The police did come in the end. There was even a police helicopter above us. We didn’t listen to anyone because we had a job to do and we wanted to finish it. It helped us that East Coast Radio was there, watching the whole show. The police were a little bit scared to do anything to us.

We were there for the whole day and we slept at the union at night. It was a real experience. Wherever we could lay our heads, we put them down. When I went to work the next morning, my boss joked with me and said, ‘This is the way you want to live, carrying your blanket to work?’

At the end of 2009 I’m going on pension. The workers are already upset. They are actually starting to cry from now. They have said, ‘Margie, what will we do without you?’ and I tell them that they will have to get another shop steward. They have all seen the way that I behaved and ran the company and protected them at all times.

But there are also other things that I want to get involved in - like working in my community. In my community, we have councillors but they are not doing a proper job. I have even been approached to stand as a councillor. I have a lot of factory workers in the area and they would support me. I don’t know if I will do it, but my son said he would sponsor me. Since he is now running my husband’s graphic design business, he says that advertising will be no problem because he can do it all from the company. That is the thing that costs the most.


In my going-out years, I thank SACTWU so much for making me the woman that I am. I will always thank SACTWU for what they have done for me. SACTWU brought out in us what we didn’t know we had. For example, I didn’t know I could speak publicly. When I go to places these days, people sometimes think I am from some professional job. They listen to the way I speak and what I say and they ask me, ‘Are you a teacher?’ and I say, ‘No, I am a factory worker.’ Now where did I learn all this from? It’s from SACTWU. I can sit and speak to anybody. I don’t have any fear. I know how to speak to people. I know how to carry myself.

That is what SACTWU has done for me. It has brought me out of poverty.

That is why I get very angry with some shop stewards when they start other jobs. They see us in the streets, toyi-toying and they say, ‘Are you still doing this job?’ I say, ‘When you came to SACTWU, you were standard five, standard six, standard four. You moved up because SACTWU gave you training!’

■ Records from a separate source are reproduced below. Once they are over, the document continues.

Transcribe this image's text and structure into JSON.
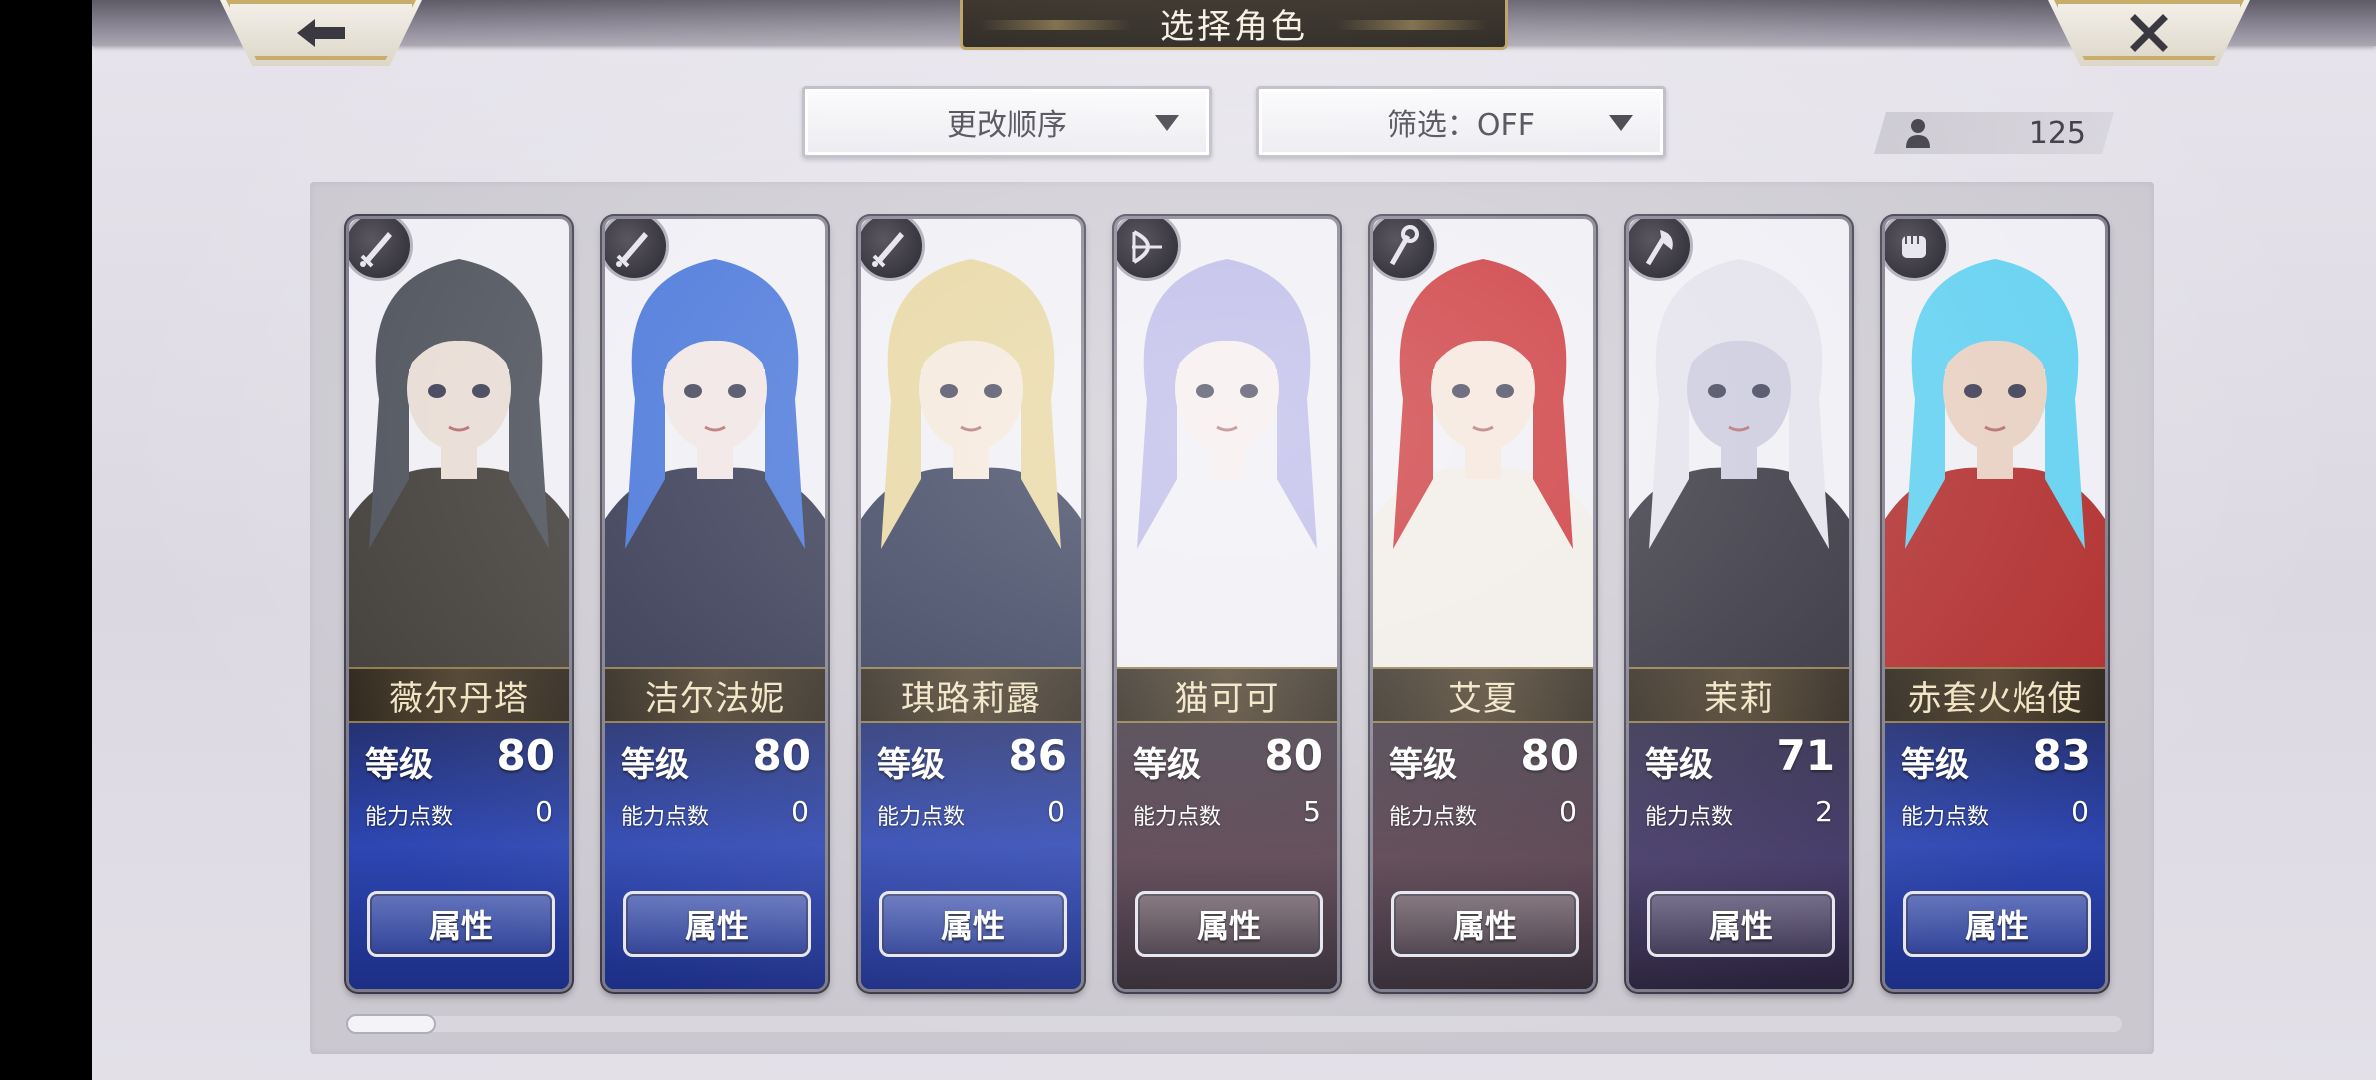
{
  "header": {
    "title": "选择角色",
    "back_icon": "left-arrow-icon",
    "close_icon": "close-x-icon"
  },
  "controls": {
    "sort_label": "更改顺序",
    "filter_label": "筛选：OFF",
    "character_count": "125"
  },
  "labels": {
    "level": "等级",
    "ability_points": "能力点数",
    "attribute_button": "属性"
  },
  "characters": [
    {
      "name": "薇尔丹塔",
      "level": "80",
      "ability_points": "0",
      "class_icon": "sword-icon",
      "hair": "#4a4e58",
      "skin": "#e8dcd4",
      "outfit": "#3e3a36",
      "bg": "blue"
    },
    {
      "name": "洁尔法妮",
      "level": "80",
      "ability_points": "0",
      "class_icon": "sword-icon",
      "hair": "#3f6fd8",
      "skin": "#f0e4e4",
      "outfit": "#2b2f4a",
      "bg": "blue"
    },
    {
      "name": "琪路莉露",
      "level": "86",
      "ability_points": "0",
      "class_icon": "sword-icon",
      "hair": "#e6d39a",
      "skin": "#f4e6d8",
      "outfit": "#2a3250",
      "bg": "blue"
    },
    {
      "name": "猫可可",
      "level": "80",
      "ability_points": "5",
      "class_icon": "bow-icon",
      "hair": "#b7b4e6",
      "skin": "#f6ecec",
      "outfit": "#efeef4",
      "bg": "dark"
    },
    {
      "name": "艾夏",
      "level": "80",
      "ability_points": "0",
      "class_icon": "staff-icon",
      "hair": "#c8282c",
      "skin": "#f4e4da",
      "outfit": "#f0ece6",
      "bg": "dark"
    },
    {
      "name": "茉莉",
      "level": "71",
      "ability_points": "2",
      "class_icon": "axe-icon",
      "hair": "#e2e0ea",
      "skin": "#c8c8dc",
      "outfit": "#2a2834",
      "bg": "purple"
    },
    {
      "name": "赤套火焰使",
      "level": "83",
      "ability_points": "0",
      "class_icon": "fist-icon",
      "hair": "#5fd0f0",
      "skin": "#e8cfc0",
      "outfit": "#b02a2a",
      "bg": "blue"
    }
  ],
  "colors": {
    "accent_gold": "#c8ad6a",
    "title_plate": "#1e1812",
    "panel": "#cbc8d0"
  }
}
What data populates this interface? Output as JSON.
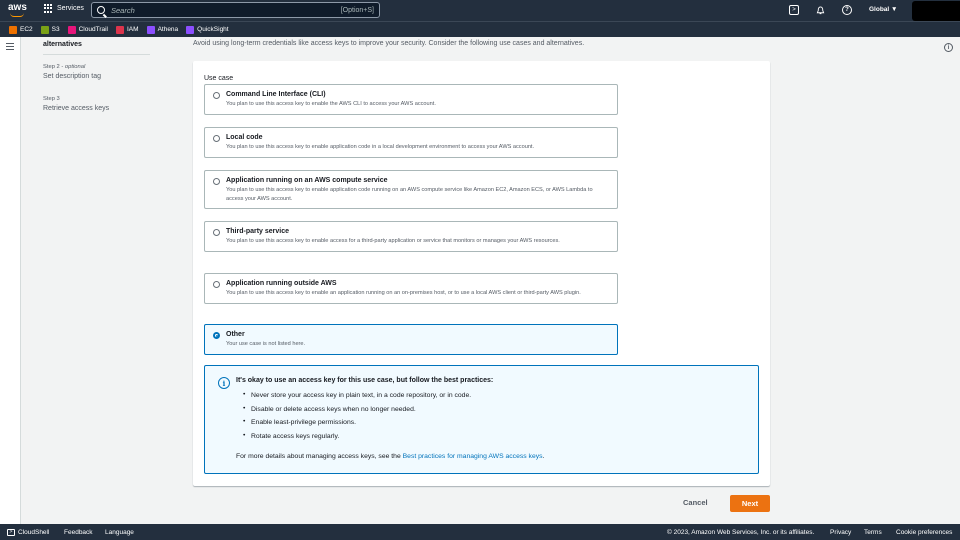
{
  "topnav": {
    "logo": "aws",
    "services_label": "Services",
    "search_placeholder": "Search",
    "search_shortcut": "[Option+S]",
    "region": "Global ▼"
  },
  "favorites": [
    {
      "label": "EC2",
      "color": "#ed7100"
    },
    {
      "label": "S3",
      "color": "#7aa116"
    },
    {
      "label": "CloudTrail",
      "color": "#e7157b"
    },
    {
      "label": "IAM",
      "color": "#dd344c"
    },
    {
      "label": "Athena",
      "color": "#8c4fff"
    },
    {
      "label": "QuickSight",
      "color": "#8c4fff"
    }
  ],
  "steps": {
    "current_tail": "alternatives",
    "step2_label": "Step 2 - ",
    "step2_optional": "optional",
    "step2_name": "Set description tag",
    "step3_label": "Step 3",
    "step3_name": "Retrieve access keys"
  },
  "intro": "Avoid using long-term credentials like access keys to improve your security. Consider the following use cases and alternatives.",
  "use_case_label": "Use case",
  "options": [
    {
      "title": "Command Line Interface (CLI)",
      "desc": "You plan to use this access key to enable the AWS CLI to access your AWS account.",
      "selected": false
    },
    {
      "title": "Local code",
      "desc": "You plan to use this access key to enable application code in a local development environment to access your AWS account.",
      "selected": false
    },
    {
      "title": "Application running on an AWS compute service",
      "desc": "You plan to use this access key to enable application code running on an AWS compute service like Amazon EC2, Amazon ECS, or AWS Lambda to access your AWS account.",
      "selected": false
    },
    {
      "title": "Third-party service",
      "desc": "You plan to use this access key to enable access for a third-party application or service that monitors or manages your AWS resources.",
      "selected": false
    },
    {
      "title": "Application running outside AWS",
      "desc": "You plan to use this access key to enable an application running on an on-premises host, or to use a local AWS client or third-party AWS plugin.",
      "selected": false
    },
    {
      "title": "Other",
      "desc": "Your use case is not listed here.",
      "selected": true
    }
  ],
  "alert": {
    "heading": "It's okay to use an access key for this use case, but follow the best practices:",
    "items": [
      "Never store your access key in plain text, in a code repository, or in code.",
      "Disable or delete access keys when no longer needed.",
      "Enable least-privilege permissions.",
      "Rotate access keys regularly."
    ],
    "more_prefix": "For more details about managing access keys, see the ",
    "more_link": "Best practices for managing AWS access keys",
    "more_suffix": "."
  },
  "actions": {
    "cancel": "Cancel",
    "next": "Next"
  },
  "footer": {
    "cloudshell": "CloudShell",
    "feedback": "Feedback",
    "language": "Language",
    "copyright": "© 2023, Amazon Web Services, Inc. or its affiliates.",
    "privacy": "Privacy",
    "terms": "Terms",
    "cookie": "Cookie preferences"
  }
}
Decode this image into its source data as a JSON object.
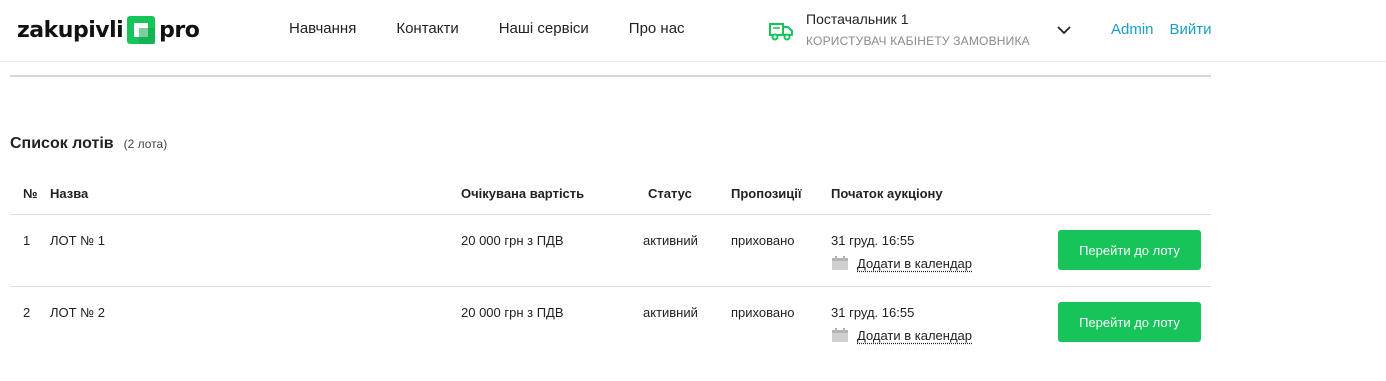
{
  "logo": {
    "left": "zakupivli",
    "right": "pro"
  },
  "nav": [
    "Навчання",
    "Контакти",
    "Наші сервіси",
    "Про нас"
  ],
  "supplier": {
    "name": "Постачальник 1",
    "role": "КОРИСТУВАЧ КАБІНЕТУ ЗАМОВНИКА"
  },
  "user_links": {
    "admin": "Admin",
    "logout": "Вийти"
  },
  "lots": {
    "title": "Список лотів",
    "count": "(2 лота)",
    "headers": {
      "num": "№",
      "name": "Назва",
      "price": "Очікувана вартість",
      "status": "Статус",
      "offers": "Пропозиції",
      "start": "Початок аукціону"
    },
    "rows": [
      {
        "num": "1",
        "name": "ЛОТ № 1",
        "price": "20 000 грн з ПДВ",
        "status": "активний",
        "offers": "приховано",
        "start": "31 груд. 16:55",
        "calendar": "Додати в календар",
        "button": "Перейти до лоту"
      },
      {
        "num": "2",
        "name": "ЛОТ № 2",
        "price": "20 000 грн з ПДВ",
        "status": "активний",
        "offers": "приховано",
        "start": "31 груд. 16:55",
        "calendar": "Додати в календар",
        "button": "Перейти до лоту"
      }
    ]
  },
  "colors": {
    "accent_green": "#16c45a",
    "link_blue": "#1a9fc9"
  }
}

SACTWU have given me so many opportunities. In my dreams I never thought I would go in a plane! I actually cried that first time I went in a plane because I had never thought I would. With the rate of pay that we get, how would I have been able to? For me, it’s like a miracle. Maybe it seems stupid to other people, but for me it is a miracle. I would never have had the experiences that I have had if I was not part of SACTWU.

When I go on pension, with the level of education that I have received, I can do something else in my old age. But I wish SACTWU would have something for us old people, some way that we are not forgotten in the struggle.

I have two girls at the factory, ordinary factory workers, whose children are doctors through SACTWU’s bursary scheme. SACTWU made it possible. My manager’s daughter is a chartered accountant for a very big company, but she got her studying funded through SACTWU too. She has just started working and she already has her own car!

I have three sons and six grandchildren. My eldest son, Chris, has a degree in Theology and he is also a qualified welder. I live in the same house as my middle son, Bronson, and with his two children and his wife. She is a nurse and she works at the same hospital as the wife of my other son, Andre. Bronson never studied but he is running my husband’s old business, with Andre. When Bronson was scratching around, trying to get the business to work, I helped him financially. That’s because he had to buy his materials, and they are expensive. He also needed all the machines and office equipment. Now that he has his own shop, he looks after me financially and doesn’t allow me to spend my money. He even gives me taxi fare!

 Research and Writing: Simon Eppel

Photographer: Andrew Christopher Barker